A sacroiliac dislocation is a severe injury to the pelvis in which the joint that typically connects the pelvis onto the spine is torn loose and moves out of place. Because the pelvis is like a box, it must be fractured in two or more places for the pelvic bones to be unstable. The most frequent cause of a sacroiliac dislocation is trauma such as being struck by a car or being injured from a fall.
What is the Sacral Luxation Repair procedure?
Sacroiliac luxations must be surgically repaired if there is mild to severe separation of the pelvic bone from the spine. If both left and right sacroiliac joints are separated or if your dog or cat has signs of sciatic nerve damage then sacral luxation repair is necessary. If the sciatic nerve function is damaged, surgery needs to be completed as quickly as possible to reduce pressure on the nerve. This helps to avoid permanent damage to the nerve. Dislocation of the sacroiliac joint is repaired using one or two screws or a pin. Usually surgery is performed with the aid of interventional radiography and one or two very small incisions; otherwise, a traditional open surgical approach (larger incision) and repair of the dislocation is performed.
How long will my pet be in the hospital?
The PET will be kept for 1 night postoperatively.
What is the prognosis following surgery?
Prognosis for lumbar sacral luxation is very good as long as no nerve root damage has occurred.
What post-operative care is required after surgery?
Postoperative care usually involves strict confinement over 6 weeks, pain control, and rehabilitation.
What are the complications or risks associated with this surgery?
Risk of surgery involves potential damage to nerve roots by hardware.
Are any follow-up appointments required during the post-operative period?

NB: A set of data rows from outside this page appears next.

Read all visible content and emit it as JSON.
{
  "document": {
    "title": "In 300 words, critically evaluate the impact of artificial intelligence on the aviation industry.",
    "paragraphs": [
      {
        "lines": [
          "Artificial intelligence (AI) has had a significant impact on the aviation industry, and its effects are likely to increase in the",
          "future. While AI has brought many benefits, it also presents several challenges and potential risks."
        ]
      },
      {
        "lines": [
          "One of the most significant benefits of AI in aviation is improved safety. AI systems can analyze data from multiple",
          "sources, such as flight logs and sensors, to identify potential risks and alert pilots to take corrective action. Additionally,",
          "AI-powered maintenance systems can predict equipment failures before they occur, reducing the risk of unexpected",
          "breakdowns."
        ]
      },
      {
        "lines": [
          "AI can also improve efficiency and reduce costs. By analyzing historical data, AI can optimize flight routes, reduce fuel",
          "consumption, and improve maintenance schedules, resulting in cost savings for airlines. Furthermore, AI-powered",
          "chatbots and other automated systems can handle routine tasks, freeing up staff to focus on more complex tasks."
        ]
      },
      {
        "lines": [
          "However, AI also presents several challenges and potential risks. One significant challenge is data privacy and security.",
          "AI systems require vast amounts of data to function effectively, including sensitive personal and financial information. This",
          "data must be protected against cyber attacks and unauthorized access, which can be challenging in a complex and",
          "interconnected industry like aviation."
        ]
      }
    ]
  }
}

Postoperative appointments involving a 10 day incisional recheck and follow-up radiographs at 30 and 60 days.